But he has no idea just how explosive the story will be until, on the eve of publication, the two investigating reporters are murdered. And even more shocking for Blomkvist: the fingerprints found on the murder weapon belong to Lisbeth Salander—the troubled, wise-beyond-her-years genius hacker who came to his aid in The Girl with the Dragon Tattoo, and who now becomes the focus and fierce heart of The Girl Who Played with Fire.
As Blomkvist, alone in his belief in Salander’s innocence, plunges into an investigation of the slayings, Salander herself is drawn into a murderous hunt in which she is the prey, and which compels her to revisit her dark past in an effort to settle with it once and for all.
I enjoyed this second book in the millenium trilogy even more than the first - The Girl with the Dragon Tattoo which was also exceptional. The books are very long but are so well written and interesting that it keeps you enthralled and you can't wait to turn the next page.
I love both the characters of Mikael Blomkvist and Lisbeth Salander but especially Lisbeth as she is the brilliant, tough and resourceful woman who is the driving force in the trilogy. We learn a lot more about Lisbeth, where she comes from, the difficulties she faced growing up and what contributed to making her the loner she is today.

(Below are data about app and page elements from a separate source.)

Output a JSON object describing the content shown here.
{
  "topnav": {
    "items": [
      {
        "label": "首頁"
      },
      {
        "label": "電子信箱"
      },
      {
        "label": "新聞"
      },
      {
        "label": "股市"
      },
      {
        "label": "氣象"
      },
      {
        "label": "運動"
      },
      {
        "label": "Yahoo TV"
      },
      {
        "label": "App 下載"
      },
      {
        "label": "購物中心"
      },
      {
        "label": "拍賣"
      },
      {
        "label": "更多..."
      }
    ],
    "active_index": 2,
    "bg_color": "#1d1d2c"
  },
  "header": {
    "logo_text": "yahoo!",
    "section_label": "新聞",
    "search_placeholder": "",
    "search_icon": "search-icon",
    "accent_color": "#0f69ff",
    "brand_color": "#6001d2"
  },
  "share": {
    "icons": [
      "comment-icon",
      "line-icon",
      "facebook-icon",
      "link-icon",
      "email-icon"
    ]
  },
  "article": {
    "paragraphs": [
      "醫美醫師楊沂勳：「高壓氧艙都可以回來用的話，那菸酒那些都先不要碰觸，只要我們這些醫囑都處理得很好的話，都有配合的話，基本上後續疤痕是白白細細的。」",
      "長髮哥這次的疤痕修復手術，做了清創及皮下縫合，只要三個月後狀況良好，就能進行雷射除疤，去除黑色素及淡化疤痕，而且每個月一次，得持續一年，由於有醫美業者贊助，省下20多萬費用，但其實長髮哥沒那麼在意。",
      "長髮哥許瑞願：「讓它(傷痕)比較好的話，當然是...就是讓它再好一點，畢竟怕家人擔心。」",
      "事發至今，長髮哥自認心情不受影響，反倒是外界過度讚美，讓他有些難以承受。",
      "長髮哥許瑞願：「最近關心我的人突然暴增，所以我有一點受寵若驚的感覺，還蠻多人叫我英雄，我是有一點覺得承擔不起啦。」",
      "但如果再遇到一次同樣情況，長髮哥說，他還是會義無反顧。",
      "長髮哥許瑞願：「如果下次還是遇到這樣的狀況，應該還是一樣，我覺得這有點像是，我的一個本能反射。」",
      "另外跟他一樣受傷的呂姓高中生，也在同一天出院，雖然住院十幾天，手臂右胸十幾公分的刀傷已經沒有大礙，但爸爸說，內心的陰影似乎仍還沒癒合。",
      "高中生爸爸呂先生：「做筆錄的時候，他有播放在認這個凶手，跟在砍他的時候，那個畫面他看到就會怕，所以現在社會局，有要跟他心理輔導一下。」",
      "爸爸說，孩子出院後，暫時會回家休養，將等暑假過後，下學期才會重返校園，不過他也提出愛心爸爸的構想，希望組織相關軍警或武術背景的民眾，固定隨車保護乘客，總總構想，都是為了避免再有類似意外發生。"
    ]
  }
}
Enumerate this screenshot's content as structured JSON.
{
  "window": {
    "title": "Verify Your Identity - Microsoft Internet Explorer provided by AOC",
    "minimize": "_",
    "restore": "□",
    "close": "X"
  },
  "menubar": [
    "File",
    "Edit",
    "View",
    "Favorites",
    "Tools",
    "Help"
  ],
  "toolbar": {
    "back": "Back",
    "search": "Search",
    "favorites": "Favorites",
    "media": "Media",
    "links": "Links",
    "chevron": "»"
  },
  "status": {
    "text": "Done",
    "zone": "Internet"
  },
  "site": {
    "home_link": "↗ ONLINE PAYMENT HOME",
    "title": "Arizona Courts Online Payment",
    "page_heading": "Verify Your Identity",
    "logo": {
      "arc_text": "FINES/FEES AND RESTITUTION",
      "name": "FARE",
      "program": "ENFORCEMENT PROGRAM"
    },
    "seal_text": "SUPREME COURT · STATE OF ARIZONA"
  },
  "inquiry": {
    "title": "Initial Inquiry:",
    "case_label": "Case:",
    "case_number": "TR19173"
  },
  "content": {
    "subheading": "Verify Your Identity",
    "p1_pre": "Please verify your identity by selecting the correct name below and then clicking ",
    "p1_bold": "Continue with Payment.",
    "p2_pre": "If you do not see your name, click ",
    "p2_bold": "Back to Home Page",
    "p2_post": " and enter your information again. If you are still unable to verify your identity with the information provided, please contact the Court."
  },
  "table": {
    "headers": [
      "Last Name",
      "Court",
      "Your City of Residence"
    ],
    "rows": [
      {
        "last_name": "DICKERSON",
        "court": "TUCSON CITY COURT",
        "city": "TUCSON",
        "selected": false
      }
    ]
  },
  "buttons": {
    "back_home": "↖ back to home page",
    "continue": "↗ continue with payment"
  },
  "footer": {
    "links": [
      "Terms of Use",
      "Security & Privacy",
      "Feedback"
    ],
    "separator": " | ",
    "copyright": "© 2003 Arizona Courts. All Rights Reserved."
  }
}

The story focuses on two investigative journalists who are writing a book exposing the ugliness, corruption and criminal world of Sweden's sex trade. They are murdered before they are able to see the publication of their book and the killings seem obviously tied to the investigation, or so Blomkvist believes. The problem is that the police are focusing on accusing Lisbeth of the murders and not looking into the possibility that the pair could have been murdered because of their research into the underworld. Another death occurs which seems linked to the other two and Blomkvist is determined to prove Salander's innocence. It is a mad cap adventure and when you finish reading it, you cannot wait to start the third book as you just have to know what becomes of Lisbeth and Mikael as well as many of the other characters who are also so well written that you have a connection to each and every one of them.
The only bad part of this trilogy is that there will not be anymore as the author, Stieg Larsson, died suddenly at the age of 50. His work is sure to stand the test of time and is a glowing testament to this fine author and his work. Luckily, we are able to appreciate this trilogy and enjoy his work, although small in quantity is huge in quality.
Rating 5 out of 5